Through it all however, I felt a little bit sorry for the eventually loser of the match, George Foreman. Praise is given to both participants for their technical and physical prowess, but actual affection is provided to Muhammad Ali, the charmer, the joker. Virtually none is afforded to his opponent Foreman. Perhaps this was more due to both personalities involved. There is no question that both were supremely confident in their abilities to emerge victorious from battle, but while Ali displayed a certain flair and dare I say friendliness in his boasting, Foreman was the more introverted of the two. A mammoth of a man, he did, in essence, come away much more as the ‘villain’ between the two, if only because of his posture, tone and choice of words, which were few. So much ‘Ali boom-ba-yay!’ that there are no left over for the man who, from what I gather, turned out to be a pretty decent bloke in his later years. Oh well.

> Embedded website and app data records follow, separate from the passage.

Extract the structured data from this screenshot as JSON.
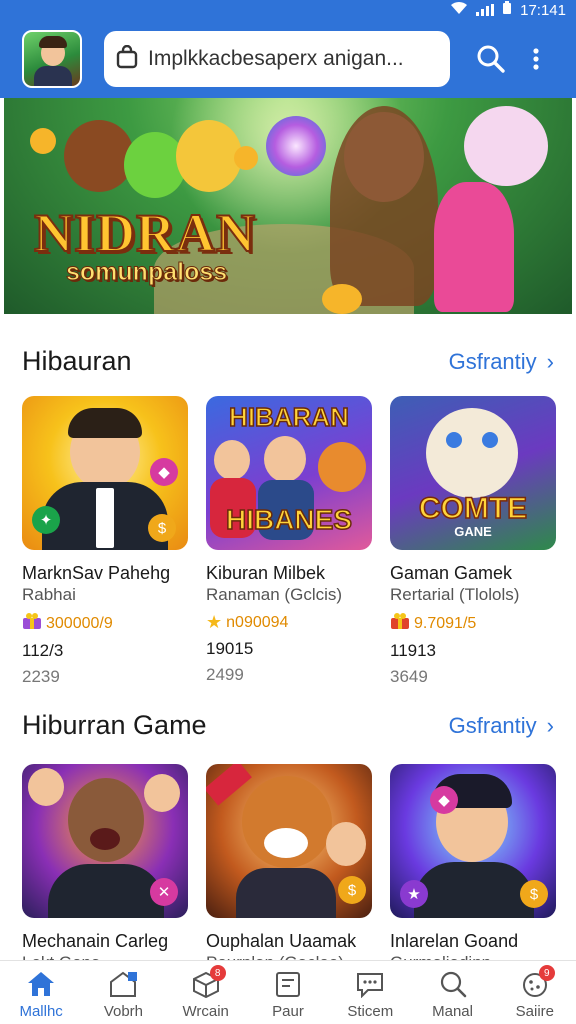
{
  "status_bar": {
    "time": "17:141"
  },
  "header": {
    "search_placeholder": "Implkkacbesaperx anigan..."
  },
  "banner": {
    "title": "NIDRAN",
    "subtitle": "somunpaloss"
  },
  "sections": [
    {
      "title": "Hibauran",
      "more_label": "Gsfrantiy",
      "cards": [
        {
          "title": "MarknSav Pahehg",
          "subtitle": "Rabhai",
          "score": "300000/9",
          "meta1": "112/3",
          "meta2": "2239"
        },
        {
          "title": "Kiburan Milbek",
          "subtitle": "Ranaman (Gclcis)",
          "score": "n090094",
          "meta1": "19015",
          "meta2": "2499"
        },
        {
          "title": "Gaman Gamek",
          "subtitle": "Rertarial (Tlolols)",
          "score": "9.7091/5",
          "meta1": "11913",
          "meta2": "3649"
        }
      ],
      "thumb_texts": [
        "",
        "HIBARAN",
        "COMTE"
      ],
      "thumb_texts2": [
        "",
        "HIBANES",
        "GANE"
      ]
    },
    {
      "title": "Hiburran Game",
      "more_label": "Gsfrantiy",
      "cards": [
        {
          "title": "Mechanain Carleg",
          "subtitle": "Lekt Gona"
        },
        {
          "title": "Ouphalan Uaamak",
          "subtitle": "Pourplan (Gacloe)"
        },
        {
          "title": "Inlarelan Goand",
          "subtitle": "Gurmaliadinn"
        }
      ]
    }
  ],
  "bottom_nav": [
    {
      "label": "Mallhc",
      "icon": "home-icon",
      "active": true
    },
    {
      "label": "Vobrh",
      "icon": "dashboard-icon"
    },
    {
      "label": "Wrcain",
      "icon": "box-icon",
      "badge": "8"
    },
    {
      "label": "Paur",
      "icon": "document-icon"
    },
    {
      "label": "Sticem",
      "icon": "chat-icon"
    },
    {
      "label": "Manal",
      "icon": "search-icon"
    },
    {
      "label": "Saiire",
      "icon": "cookie-icon",
      "badge": "9"
    }
  ],
  "colors": {
    "brand": "#2f73d8",
    "score": "#e08a00",
    "badge": "#e53b3b"
  }
}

I think, since I wasn’t alive at the time, that the film captures the peoples feelings and the general mood leading up to the fight. The anticipation and festivities surrounding it were as titanic as both competitors involved. I certainly got that sense from the sounds and images in the film.